Tuesday, June 8, 2010
Why Helen Thomas's Anti-Jew Remarks Were So Bad
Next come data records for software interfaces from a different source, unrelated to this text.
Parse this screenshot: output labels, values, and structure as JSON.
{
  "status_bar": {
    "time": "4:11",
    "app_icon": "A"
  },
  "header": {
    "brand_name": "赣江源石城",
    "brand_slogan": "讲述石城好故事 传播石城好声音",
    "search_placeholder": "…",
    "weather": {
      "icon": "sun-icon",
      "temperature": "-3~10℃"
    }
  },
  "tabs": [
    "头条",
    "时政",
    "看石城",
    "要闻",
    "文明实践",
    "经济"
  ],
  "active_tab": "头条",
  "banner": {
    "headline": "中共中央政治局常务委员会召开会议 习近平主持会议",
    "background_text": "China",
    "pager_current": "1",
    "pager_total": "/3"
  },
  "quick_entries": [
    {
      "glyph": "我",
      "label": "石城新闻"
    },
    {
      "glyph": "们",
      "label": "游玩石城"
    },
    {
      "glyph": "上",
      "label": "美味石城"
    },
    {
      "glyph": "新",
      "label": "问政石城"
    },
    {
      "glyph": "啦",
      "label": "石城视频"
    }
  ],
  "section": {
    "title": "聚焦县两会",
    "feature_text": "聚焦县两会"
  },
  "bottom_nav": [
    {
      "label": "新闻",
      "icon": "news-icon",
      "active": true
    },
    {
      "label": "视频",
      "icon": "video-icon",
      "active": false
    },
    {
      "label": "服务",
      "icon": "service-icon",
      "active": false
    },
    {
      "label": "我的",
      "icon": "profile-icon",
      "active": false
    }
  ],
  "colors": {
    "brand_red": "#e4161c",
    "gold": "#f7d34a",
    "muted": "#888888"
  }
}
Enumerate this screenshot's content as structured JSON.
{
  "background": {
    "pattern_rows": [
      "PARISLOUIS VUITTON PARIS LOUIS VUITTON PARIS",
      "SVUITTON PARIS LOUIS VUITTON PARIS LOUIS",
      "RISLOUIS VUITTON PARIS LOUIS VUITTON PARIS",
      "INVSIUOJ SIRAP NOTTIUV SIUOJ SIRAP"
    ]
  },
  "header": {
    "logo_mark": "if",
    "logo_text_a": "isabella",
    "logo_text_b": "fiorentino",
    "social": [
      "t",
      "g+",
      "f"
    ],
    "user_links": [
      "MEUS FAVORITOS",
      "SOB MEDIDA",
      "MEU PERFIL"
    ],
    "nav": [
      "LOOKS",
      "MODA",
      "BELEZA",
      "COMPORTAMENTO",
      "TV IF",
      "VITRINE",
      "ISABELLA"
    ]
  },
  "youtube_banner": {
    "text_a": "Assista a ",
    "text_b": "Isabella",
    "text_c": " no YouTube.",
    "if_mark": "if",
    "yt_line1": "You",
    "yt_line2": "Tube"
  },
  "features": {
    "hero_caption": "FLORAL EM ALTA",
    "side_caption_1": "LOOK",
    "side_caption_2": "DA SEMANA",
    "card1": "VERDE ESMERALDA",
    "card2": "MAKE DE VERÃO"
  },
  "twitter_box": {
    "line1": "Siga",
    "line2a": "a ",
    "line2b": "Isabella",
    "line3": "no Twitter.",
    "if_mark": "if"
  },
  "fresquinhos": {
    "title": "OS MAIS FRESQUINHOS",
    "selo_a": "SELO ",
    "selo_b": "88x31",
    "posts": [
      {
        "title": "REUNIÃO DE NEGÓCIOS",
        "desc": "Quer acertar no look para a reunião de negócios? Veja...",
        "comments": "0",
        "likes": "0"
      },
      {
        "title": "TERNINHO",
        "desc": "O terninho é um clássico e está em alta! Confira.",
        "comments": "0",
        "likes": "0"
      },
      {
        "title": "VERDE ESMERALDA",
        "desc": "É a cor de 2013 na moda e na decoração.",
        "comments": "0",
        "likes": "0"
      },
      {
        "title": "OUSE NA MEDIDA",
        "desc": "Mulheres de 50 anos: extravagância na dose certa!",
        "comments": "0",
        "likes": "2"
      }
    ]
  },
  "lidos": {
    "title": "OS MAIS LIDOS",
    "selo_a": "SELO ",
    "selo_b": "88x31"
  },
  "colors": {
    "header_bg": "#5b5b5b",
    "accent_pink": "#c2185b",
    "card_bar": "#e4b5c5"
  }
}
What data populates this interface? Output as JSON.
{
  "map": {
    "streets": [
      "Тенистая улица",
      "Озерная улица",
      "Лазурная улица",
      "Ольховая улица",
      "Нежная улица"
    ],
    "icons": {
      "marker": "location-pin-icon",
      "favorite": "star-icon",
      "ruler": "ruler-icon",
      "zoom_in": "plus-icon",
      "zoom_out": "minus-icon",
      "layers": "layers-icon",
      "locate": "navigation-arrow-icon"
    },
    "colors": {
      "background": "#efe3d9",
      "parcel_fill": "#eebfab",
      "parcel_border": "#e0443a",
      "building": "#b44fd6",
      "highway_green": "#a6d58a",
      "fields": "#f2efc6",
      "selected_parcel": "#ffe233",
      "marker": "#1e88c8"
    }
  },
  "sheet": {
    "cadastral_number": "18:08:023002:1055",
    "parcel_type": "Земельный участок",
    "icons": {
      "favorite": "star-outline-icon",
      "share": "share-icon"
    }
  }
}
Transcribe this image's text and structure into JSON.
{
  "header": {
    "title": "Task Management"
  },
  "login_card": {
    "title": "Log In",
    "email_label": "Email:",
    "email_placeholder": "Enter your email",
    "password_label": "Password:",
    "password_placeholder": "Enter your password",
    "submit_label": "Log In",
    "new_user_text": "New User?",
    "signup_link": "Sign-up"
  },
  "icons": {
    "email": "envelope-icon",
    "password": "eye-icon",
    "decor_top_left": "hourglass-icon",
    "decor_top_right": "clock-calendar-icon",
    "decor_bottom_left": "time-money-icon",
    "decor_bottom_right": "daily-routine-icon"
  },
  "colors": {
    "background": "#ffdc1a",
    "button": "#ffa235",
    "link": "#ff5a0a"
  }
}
Some people wonder why the recent remark about Jews by Helen Thomas got her fired - excuse me, made her decide to "resign" - from Hearst Newspapers this week. In late May, she said that Jews should "get the hell out of Palestine" and go "home" to Poland and Germany. Heather Horn at Atlantic Wire compiled some reasons why the Thomas comment was so vile, and why she deserves the scorn that is still being heaped upon her. One of those reasons: Helen Thomas's argument, if you can call it an argument, centers on the pernicious belief that Jews are strangers in a place called "Palestine." Palestine, of course, is the name that was given by the Romans to the Land of Israel precisely in order to sever the connection between the Jews and their homeland. Helen Thomas, and people like her, are thus soldiers in a (Roman-inspired) war against history. This particular war is not as offensive to most people as the war against the memory of the Shoah [Holocaust], but it is rooted in the same grotesque motivation: To deny to Jews the truth of their own history. Full Article... In the UK, Dan Kennedy wrote this for the Guardian: Her comments – that Jews should "get the hell out of Palestine" and "go home" to Poland and Germany – brought Thomas's 67-year career to an abrupt end. On Monday, she announced her retirement from the Hearst news service amid condemnation from the White House and her fellow reporters. "It's hard to hear the words 'the Jews of Germany and Poland' and not think of anything but the millions and millions of Jews who were incarcerated, enslaved, tortured, starved and exterminated in the Holocaust," wrote Rachel Sklar at Mediaite, concluding: "Which means that, sad as I am, Helen Thomas can no longer be a hero to me."